(Stored data)
▬▬▬▬▬▬▬▬▬▬

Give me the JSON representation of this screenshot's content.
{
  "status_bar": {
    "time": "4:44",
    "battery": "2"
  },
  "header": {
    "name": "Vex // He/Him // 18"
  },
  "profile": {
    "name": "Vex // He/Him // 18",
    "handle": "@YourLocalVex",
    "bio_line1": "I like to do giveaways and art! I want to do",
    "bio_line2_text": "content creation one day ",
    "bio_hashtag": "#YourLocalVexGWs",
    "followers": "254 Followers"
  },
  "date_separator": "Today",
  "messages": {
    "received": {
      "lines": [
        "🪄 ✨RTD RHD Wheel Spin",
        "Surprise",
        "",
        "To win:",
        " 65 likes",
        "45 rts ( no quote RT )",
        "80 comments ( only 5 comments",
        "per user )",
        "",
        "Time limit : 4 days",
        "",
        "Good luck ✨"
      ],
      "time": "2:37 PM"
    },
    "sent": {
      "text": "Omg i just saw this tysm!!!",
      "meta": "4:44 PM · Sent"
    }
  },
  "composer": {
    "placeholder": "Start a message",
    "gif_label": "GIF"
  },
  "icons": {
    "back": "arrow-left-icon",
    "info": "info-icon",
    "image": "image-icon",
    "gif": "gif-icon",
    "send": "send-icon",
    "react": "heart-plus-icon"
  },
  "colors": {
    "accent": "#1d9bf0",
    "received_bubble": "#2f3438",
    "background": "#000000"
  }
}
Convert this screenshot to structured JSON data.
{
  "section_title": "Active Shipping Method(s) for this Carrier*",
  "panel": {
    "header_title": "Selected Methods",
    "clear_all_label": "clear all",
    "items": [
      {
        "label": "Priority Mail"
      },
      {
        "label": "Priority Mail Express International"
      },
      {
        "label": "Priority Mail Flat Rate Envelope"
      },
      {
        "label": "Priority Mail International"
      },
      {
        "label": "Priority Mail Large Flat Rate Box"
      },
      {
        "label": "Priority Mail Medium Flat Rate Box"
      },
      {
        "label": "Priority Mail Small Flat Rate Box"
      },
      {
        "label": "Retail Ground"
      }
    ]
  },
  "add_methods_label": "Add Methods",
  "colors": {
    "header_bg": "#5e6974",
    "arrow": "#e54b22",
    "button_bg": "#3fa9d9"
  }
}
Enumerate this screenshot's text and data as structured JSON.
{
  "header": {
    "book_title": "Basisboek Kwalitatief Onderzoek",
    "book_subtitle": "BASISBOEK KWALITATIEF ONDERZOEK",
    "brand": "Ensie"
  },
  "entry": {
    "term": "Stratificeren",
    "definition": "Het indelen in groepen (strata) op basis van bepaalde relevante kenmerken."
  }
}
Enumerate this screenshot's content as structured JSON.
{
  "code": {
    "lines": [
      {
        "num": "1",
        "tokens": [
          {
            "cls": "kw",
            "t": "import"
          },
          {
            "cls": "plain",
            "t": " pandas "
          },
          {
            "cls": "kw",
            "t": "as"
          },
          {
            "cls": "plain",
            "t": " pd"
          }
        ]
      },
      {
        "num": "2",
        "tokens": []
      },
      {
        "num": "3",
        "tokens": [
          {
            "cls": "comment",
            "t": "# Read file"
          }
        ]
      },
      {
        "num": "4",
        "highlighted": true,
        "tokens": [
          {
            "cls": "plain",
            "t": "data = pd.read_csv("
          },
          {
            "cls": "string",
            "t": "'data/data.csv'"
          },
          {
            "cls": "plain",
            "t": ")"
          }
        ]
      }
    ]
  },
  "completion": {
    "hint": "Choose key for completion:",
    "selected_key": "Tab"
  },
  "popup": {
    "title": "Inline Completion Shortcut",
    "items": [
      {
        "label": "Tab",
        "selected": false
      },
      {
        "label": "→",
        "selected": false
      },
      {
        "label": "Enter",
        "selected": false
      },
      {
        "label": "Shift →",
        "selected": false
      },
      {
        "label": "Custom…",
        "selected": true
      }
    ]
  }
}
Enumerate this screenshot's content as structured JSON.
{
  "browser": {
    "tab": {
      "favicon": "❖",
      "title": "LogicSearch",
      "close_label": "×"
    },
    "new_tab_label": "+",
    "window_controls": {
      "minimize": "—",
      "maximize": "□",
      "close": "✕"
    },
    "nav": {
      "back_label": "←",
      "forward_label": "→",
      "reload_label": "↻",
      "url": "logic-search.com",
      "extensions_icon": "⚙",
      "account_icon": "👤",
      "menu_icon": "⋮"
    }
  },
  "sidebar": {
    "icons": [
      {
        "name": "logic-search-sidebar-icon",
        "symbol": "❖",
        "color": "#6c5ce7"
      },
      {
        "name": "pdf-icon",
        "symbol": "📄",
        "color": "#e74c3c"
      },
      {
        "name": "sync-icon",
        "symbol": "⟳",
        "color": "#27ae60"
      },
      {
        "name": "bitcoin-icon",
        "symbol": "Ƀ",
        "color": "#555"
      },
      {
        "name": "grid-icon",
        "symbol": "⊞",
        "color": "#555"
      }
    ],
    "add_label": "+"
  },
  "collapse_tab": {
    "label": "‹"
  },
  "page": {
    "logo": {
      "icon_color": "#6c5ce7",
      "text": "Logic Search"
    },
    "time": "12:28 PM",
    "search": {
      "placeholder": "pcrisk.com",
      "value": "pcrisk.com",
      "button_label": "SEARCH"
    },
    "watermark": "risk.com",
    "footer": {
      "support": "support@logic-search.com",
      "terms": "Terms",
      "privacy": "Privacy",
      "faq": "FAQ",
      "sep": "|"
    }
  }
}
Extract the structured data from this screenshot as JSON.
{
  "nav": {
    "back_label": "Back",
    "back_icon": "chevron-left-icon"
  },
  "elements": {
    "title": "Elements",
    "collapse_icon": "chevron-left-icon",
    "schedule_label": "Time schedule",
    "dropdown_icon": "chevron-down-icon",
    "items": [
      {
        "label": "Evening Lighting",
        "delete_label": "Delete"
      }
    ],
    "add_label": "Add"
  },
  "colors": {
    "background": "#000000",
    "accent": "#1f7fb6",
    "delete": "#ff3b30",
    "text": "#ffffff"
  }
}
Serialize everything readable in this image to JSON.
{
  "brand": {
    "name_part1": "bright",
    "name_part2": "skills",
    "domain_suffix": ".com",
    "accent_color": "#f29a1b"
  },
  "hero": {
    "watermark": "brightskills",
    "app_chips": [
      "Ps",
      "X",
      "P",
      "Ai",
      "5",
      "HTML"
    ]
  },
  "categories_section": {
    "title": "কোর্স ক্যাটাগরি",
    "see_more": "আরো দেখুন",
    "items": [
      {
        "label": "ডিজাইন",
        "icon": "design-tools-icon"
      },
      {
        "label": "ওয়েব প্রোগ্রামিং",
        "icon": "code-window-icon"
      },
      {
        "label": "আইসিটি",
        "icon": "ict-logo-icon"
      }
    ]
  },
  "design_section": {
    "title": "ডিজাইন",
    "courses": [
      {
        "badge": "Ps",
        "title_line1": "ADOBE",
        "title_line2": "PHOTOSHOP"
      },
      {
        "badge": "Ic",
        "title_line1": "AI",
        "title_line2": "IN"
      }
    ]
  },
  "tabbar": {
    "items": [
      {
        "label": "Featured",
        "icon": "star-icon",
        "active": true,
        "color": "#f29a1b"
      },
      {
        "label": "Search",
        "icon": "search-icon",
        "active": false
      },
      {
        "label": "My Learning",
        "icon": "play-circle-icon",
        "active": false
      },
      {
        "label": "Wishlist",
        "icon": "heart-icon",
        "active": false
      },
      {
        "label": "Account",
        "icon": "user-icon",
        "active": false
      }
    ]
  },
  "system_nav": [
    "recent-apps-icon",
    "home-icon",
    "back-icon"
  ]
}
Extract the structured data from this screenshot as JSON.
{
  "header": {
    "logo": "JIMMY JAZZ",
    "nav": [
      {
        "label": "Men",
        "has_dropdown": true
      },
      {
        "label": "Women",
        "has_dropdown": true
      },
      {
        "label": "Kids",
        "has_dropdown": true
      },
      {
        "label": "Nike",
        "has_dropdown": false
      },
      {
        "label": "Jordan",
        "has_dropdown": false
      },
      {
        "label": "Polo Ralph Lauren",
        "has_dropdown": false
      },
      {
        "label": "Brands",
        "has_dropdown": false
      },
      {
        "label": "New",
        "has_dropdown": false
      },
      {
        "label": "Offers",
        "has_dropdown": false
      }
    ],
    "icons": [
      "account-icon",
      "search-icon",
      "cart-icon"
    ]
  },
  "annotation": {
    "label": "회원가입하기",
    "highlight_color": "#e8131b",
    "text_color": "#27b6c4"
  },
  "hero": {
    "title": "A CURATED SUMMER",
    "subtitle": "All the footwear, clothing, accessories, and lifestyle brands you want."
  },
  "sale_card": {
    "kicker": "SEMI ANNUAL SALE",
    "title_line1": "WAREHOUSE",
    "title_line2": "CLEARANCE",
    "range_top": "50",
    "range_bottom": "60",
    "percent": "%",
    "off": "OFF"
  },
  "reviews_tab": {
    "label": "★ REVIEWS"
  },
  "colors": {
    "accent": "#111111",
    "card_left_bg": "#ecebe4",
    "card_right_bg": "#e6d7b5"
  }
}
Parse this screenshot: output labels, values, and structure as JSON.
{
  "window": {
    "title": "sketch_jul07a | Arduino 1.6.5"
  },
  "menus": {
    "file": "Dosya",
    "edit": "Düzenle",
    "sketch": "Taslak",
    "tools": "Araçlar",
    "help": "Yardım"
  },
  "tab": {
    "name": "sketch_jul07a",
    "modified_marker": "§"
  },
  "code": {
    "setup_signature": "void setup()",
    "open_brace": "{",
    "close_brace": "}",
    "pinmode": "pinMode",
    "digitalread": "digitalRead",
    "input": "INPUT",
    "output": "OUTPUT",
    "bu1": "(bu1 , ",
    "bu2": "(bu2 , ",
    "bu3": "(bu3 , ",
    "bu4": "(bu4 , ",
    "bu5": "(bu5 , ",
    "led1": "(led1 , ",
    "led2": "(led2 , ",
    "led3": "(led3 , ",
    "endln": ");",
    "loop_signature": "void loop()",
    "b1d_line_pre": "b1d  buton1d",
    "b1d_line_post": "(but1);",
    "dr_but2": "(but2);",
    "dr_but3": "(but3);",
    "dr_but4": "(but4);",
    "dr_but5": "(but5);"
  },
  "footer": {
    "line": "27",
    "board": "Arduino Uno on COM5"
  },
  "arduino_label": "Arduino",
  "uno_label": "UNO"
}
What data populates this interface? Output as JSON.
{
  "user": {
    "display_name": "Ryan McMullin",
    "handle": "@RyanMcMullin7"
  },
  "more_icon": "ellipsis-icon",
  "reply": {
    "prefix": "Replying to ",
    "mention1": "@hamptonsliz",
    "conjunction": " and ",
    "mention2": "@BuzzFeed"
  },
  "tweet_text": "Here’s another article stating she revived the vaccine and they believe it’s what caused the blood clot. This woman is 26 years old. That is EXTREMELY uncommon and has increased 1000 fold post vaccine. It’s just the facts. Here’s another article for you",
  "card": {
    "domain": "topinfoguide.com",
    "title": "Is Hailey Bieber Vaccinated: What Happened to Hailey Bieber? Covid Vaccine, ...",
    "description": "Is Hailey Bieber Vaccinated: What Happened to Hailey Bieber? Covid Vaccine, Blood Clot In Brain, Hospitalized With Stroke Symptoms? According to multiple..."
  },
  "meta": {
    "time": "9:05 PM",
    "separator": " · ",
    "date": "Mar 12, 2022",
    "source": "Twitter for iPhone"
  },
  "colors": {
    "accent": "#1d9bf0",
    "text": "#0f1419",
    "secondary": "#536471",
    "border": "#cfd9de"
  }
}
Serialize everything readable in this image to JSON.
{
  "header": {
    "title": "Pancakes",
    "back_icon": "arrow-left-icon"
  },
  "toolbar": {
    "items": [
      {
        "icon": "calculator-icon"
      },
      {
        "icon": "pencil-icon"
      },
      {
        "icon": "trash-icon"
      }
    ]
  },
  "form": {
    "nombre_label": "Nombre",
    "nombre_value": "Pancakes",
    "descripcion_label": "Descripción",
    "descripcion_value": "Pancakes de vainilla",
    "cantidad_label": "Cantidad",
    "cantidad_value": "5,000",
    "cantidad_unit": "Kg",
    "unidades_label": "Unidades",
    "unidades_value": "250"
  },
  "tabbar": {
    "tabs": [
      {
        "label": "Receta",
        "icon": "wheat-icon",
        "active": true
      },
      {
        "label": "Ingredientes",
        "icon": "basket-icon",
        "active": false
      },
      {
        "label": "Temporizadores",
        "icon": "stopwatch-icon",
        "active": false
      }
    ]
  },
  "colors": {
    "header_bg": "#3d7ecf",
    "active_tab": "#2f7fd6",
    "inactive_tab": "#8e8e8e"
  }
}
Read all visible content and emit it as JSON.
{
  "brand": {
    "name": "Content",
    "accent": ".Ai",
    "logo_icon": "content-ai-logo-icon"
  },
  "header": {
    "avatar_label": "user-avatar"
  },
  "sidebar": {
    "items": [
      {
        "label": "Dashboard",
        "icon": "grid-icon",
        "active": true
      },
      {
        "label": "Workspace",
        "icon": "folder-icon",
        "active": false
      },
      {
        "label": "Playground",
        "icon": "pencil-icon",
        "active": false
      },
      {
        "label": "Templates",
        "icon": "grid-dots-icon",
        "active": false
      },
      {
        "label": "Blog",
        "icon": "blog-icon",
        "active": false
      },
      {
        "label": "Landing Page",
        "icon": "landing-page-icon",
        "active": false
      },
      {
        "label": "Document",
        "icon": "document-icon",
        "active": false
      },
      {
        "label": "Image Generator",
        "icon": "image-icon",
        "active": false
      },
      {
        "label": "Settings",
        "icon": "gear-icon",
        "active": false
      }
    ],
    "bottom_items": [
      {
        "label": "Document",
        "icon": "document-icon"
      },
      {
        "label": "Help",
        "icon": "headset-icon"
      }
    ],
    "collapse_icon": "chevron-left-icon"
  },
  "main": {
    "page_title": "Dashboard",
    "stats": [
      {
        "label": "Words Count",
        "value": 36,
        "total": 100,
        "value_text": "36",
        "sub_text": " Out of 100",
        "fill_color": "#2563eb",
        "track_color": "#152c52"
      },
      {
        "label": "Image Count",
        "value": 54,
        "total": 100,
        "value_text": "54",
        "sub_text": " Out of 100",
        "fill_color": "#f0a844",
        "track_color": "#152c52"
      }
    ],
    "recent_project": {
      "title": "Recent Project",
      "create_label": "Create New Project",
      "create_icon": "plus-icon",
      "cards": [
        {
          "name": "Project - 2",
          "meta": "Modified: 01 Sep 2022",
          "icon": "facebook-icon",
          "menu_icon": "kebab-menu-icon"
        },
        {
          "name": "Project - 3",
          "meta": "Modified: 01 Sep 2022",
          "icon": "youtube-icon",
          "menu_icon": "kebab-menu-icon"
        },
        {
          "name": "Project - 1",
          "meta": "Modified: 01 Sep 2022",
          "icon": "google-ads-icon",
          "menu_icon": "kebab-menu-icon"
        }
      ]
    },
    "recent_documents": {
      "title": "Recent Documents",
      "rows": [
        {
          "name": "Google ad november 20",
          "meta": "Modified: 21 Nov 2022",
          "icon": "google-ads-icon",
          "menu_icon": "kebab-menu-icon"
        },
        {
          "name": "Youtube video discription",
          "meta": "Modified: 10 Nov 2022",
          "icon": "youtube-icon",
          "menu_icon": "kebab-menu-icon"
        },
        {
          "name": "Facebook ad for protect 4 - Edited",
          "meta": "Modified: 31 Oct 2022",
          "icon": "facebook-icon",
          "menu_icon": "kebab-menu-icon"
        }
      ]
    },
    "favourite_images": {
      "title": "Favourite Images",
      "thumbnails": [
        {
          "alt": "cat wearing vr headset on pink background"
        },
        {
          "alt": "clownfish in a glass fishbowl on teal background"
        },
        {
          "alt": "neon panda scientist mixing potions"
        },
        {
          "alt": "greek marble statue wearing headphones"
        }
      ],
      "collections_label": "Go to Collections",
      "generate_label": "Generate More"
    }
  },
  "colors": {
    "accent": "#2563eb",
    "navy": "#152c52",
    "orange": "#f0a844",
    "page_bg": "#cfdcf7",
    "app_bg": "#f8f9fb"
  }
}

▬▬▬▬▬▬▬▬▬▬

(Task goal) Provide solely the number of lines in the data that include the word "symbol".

(Solution to the problem) 5